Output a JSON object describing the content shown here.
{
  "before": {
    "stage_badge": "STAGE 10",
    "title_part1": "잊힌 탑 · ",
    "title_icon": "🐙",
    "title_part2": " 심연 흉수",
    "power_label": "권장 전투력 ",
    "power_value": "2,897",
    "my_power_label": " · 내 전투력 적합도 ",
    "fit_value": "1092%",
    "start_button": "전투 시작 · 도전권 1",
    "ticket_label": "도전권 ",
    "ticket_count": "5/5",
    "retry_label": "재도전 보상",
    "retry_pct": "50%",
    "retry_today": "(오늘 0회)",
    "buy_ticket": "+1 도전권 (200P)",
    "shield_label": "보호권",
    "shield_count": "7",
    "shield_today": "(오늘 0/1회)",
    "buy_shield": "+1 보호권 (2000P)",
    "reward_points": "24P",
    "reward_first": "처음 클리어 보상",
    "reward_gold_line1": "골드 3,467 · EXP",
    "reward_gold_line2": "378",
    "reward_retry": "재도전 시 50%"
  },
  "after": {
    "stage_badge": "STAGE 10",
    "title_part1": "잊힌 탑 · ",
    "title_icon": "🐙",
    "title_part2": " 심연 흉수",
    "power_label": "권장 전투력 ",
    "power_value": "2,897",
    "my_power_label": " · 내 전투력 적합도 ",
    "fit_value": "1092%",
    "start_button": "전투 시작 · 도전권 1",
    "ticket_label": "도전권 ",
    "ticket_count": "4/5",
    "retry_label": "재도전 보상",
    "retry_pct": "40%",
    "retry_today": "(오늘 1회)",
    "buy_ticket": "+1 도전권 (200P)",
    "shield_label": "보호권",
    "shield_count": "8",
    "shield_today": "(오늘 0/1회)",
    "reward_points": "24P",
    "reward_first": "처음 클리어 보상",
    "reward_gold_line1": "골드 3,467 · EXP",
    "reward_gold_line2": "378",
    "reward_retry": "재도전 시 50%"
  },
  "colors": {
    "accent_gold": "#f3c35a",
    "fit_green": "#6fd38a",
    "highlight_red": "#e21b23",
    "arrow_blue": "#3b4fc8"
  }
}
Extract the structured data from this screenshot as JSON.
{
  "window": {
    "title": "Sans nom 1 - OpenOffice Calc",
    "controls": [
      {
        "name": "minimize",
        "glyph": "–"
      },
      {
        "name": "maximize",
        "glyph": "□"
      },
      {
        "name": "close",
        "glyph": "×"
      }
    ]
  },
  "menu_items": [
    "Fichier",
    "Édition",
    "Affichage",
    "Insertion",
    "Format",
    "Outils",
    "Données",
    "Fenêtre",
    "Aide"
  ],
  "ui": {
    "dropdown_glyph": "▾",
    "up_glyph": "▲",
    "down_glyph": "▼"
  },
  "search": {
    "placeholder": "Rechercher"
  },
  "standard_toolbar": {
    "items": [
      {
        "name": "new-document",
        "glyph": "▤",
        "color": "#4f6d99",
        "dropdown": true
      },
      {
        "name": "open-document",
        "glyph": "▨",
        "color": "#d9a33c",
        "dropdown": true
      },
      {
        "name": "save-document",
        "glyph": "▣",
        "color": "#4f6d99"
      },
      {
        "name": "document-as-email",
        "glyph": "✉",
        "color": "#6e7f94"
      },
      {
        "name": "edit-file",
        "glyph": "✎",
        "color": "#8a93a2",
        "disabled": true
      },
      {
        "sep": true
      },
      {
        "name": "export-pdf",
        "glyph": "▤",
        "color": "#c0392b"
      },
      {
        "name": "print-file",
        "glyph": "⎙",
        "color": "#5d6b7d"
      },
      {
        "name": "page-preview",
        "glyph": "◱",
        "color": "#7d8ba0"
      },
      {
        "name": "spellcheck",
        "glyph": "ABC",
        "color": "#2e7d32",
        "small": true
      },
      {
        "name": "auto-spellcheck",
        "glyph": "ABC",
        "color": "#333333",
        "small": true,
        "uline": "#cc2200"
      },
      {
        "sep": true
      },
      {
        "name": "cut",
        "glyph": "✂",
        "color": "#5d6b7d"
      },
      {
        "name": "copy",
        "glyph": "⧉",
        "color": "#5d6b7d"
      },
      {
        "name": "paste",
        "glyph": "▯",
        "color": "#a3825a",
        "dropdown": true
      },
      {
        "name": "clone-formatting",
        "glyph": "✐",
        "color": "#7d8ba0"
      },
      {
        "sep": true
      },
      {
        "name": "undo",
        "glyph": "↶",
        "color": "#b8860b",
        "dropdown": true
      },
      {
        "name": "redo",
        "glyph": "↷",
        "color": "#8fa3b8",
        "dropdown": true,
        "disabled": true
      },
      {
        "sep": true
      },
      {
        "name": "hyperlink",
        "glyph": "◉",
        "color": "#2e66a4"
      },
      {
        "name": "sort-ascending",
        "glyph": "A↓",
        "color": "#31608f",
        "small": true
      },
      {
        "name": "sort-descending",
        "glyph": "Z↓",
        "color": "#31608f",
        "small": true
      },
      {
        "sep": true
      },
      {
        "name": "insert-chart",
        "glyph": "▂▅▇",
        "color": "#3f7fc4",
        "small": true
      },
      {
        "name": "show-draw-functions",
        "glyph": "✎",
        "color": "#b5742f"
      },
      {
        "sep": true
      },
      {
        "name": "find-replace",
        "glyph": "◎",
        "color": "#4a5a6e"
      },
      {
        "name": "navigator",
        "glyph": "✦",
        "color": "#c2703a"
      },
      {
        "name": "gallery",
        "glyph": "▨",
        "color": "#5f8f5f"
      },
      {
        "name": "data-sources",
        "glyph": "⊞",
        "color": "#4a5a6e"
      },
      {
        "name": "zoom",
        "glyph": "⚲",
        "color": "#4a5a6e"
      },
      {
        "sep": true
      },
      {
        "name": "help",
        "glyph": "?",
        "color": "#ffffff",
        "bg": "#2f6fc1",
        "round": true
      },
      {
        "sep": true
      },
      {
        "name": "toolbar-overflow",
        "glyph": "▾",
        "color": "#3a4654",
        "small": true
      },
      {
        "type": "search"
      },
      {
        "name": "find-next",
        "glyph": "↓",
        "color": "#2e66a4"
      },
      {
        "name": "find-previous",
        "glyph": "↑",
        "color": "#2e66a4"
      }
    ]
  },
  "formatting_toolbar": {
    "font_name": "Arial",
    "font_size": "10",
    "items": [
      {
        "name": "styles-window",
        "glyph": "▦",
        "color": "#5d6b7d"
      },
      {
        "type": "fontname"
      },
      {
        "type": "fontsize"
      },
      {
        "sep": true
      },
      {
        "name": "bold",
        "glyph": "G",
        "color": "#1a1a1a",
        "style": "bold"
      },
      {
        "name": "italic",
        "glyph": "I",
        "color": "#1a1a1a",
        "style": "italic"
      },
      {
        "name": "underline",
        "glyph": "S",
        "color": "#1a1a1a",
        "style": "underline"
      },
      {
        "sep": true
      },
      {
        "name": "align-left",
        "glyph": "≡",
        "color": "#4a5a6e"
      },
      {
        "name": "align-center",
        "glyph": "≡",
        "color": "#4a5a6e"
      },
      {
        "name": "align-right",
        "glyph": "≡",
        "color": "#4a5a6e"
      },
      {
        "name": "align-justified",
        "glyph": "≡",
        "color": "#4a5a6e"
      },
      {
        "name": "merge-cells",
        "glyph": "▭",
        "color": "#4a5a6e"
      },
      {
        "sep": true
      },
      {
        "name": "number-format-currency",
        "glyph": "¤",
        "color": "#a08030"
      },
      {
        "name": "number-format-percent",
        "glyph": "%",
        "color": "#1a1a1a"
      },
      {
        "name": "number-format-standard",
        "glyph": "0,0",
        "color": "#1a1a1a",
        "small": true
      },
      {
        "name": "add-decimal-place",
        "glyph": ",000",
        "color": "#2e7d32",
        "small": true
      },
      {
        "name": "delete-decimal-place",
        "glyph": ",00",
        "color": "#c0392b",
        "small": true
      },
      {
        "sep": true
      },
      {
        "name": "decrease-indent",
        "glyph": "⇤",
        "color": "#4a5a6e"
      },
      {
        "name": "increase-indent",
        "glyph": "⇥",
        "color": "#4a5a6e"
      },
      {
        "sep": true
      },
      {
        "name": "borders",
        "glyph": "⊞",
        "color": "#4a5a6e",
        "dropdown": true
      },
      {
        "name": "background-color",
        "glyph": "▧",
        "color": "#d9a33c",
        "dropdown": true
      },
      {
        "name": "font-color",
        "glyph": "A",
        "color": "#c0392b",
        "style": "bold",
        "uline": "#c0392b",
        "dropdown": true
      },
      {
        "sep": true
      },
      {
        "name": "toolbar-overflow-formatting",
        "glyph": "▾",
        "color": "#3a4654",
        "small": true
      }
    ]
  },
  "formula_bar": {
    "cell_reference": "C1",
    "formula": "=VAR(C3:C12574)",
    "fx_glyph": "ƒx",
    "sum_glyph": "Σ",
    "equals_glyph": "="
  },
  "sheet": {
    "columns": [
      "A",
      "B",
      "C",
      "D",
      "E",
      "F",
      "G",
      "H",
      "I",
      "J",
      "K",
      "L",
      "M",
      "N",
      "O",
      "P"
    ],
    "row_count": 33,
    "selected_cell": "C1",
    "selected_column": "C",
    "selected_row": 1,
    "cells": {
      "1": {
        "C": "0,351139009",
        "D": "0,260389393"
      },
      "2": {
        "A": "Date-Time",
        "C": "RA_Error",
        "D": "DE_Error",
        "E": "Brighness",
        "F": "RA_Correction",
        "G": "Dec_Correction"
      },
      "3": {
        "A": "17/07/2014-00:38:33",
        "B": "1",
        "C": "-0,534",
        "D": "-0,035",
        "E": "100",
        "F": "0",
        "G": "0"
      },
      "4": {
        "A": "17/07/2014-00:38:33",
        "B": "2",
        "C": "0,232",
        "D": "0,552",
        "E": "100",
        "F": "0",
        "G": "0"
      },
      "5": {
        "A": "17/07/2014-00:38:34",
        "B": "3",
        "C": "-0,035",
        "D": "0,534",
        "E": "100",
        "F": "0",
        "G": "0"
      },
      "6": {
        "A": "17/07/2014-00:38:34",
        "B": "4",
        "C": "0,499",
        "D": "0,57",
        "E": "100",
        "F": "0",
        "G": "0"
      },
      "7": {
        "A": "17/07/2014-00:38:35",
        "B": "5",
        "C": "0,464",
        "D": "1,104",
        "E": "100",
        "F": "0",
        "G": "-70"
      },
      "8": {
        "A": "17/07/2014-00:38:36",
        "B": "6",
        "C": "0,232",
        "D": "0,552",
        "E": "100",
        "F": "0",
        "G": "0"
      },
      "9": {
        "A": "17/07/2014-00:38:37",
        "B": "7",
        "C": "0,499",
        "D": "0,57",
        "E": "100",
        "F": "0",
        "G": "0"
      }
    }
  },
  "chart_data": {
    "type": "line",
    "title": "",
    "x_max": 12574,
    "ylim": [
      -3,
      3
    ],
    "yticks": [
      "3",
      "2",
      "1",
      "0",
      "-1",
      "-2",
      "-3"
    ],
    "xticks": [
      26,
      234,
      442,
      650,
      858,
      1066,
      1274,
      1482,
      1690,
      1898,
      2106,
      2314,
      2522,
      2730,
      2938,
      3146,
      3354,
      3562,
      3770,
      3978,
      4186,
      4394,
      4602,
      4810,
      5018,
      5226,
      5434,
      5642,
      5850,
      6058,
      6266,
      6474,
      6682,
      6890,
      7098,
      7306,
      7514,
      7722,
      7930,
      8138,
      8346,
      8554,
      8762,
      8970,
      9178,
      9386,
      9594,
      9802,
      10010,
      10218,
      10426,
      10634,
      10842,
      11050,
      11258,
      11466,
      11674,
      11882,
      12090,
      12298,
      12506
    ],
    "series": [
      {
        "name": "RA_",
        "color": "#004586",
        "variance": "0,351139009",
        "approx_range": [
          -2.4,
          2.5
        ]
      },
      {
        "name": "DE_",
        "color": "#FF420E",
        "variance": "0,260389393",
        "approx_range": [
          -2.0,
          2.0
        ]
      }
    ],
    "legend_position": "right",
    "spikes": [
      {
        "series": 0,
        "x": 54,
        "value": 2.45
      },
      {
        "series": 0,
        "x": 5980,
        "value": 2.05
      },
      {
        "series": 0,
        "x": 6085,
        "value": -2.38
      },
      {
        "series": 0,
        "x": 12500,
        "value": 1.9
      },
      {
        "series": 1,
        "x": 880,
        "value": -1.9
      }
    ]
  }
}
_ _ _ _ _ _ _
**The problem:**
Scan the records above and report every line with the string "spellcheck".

**Finished task:**
        "name": "spellcheck",
        "name": "auto-spellcheck",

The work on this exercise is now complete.